[Dataset rows describing interfaces]
────────────────

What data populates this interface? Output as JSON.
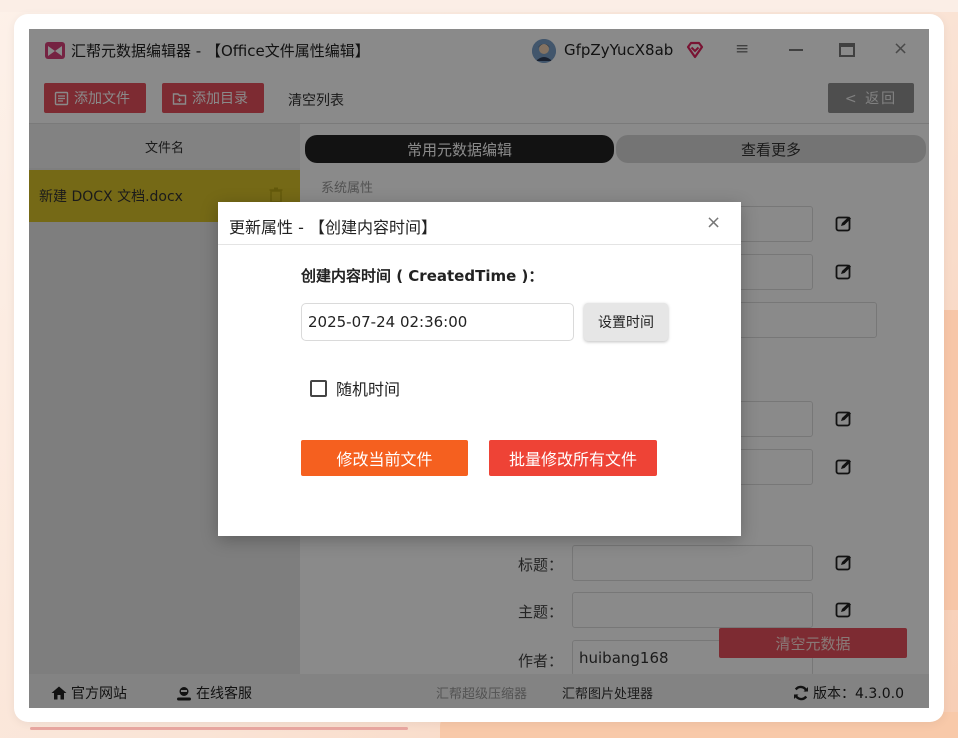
{
  "app": {
    "title": "汇帮元数据编辑器 - 【Office文件属性编辑】",
    "user_name": "GfpZyYucX8ab",
    "window_controls": {
      "menu": "≡",
      "close": "×"
    }
  },
  "toolbar": {
    "add_file": "添加文件",
    "add_dir": "添加目录",
    "clear_list": "清空列表",
    "back": "< 返回"
  },
  "file_list": {
    "header": "文件名",
    "files": [
      {
        "name": "新建 DOCX 文档.docx"
      }
    ]
  },
  "tabs": [
    {
      "label": "常用元数据编辑"
    },
    {
      "label": "查看更多"
    }
  ],
  "properties": {
    "section_label": "系统属性",
    "title_label": "标题：",
    "subject_label": "主题：",
    "author_label": "作者：",
    "author_value": "huibang168",
    "clear_metadata": "清空元数据"
  },
  "status_bar": {
    "website": "官方网站",
    "service": "在线客服",
    "compressor": "汇帮超级压缩器",
    "image_processor": "汇帮图片处理器",
    "version": "版本：4.3.0.0"
  },
  "dialog": {
    "title": "更新属性 - 【创建内容时间】",
    "close": "×",
    "field_label": "创建内容时间 ( CreatedTime )：",
    "value": "2025-07-24 02:36:00",
    "set_time": "设置时间",
    "random_time": "随机时间",
    "random_checked": false,
    "modify_current": "修改当前文件",
    "modify_all": "批量修改所有文件"
  },
  "colors": {
    "accent_red": "#e8515d",
    "modify_current_btn": "#f5601f",
    "modify_all_btn": "#ee4336",
    "selected_file_row": "#d8c22a"
  }
}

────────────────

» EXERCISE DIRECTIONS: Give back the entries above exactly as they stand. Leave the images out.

» COMPLETED TASK:
What data populates this interface? Output as JSON.
{
  "app": {
    "title": "汇帮元数据编辑器 - 【Office文件属性编辑】",
    "user_name": "GfpZyYucX8ab",
    "window_controls": {
      "menu": "≡",
      "close": "×"
    }
  },
  "toolbar": {
    "add_file": "添加文件",
    "add_dir": "添加目录",
    "clear_list": "清空列表",
    "back": "< 返回"
  },
  "file_list": {
    "header": "文件名",
    "files": [
      {
        "name": "新建 DOCX 文档.docx"
      }
    ]
  },
  "tabs": [
    {
      "label": "常用元数据编辑"
    },
    {
      "label": "查看更多"
    }
  ],
  "properties": {
    "section_label": "系统属性",
    "title_label": "标题：",
    "subject_label": "主题：",
    "author_label": "作者：",
    "author_value": "huibang168",
    "clear_metadata": "清空元数据"
  },
  "status_bar": {
    "website": "官方网站",
    "service": "在线客服",
    "compressor": "汇帮超级压缩器",
    "image_processor": "汇帮图片处理器",
    "version": "版本：4.3.0.0"
  },
  "dialog": {
    "title": "更新属性 - 【创建内容时间】",
    "close": "×",
    "field_label": "创建内容时间 ( CreatedTime )：",
    "value": "2025-07-24 02:36:00",
    "set_time": "设置时间",
    "random_time": "随机时间",
    "random_checked": false,
    "modify_current": "修改当前文件",
    "modify_all": "批量修改所有文件"
  },
  "colors": {
    "accent_red": "#e8515d",
    "modify_current_btn": "#f5601f",
    "modify_all_btn": "#ee4336",
    "selected_file_row": "#d8c22a"
  }
}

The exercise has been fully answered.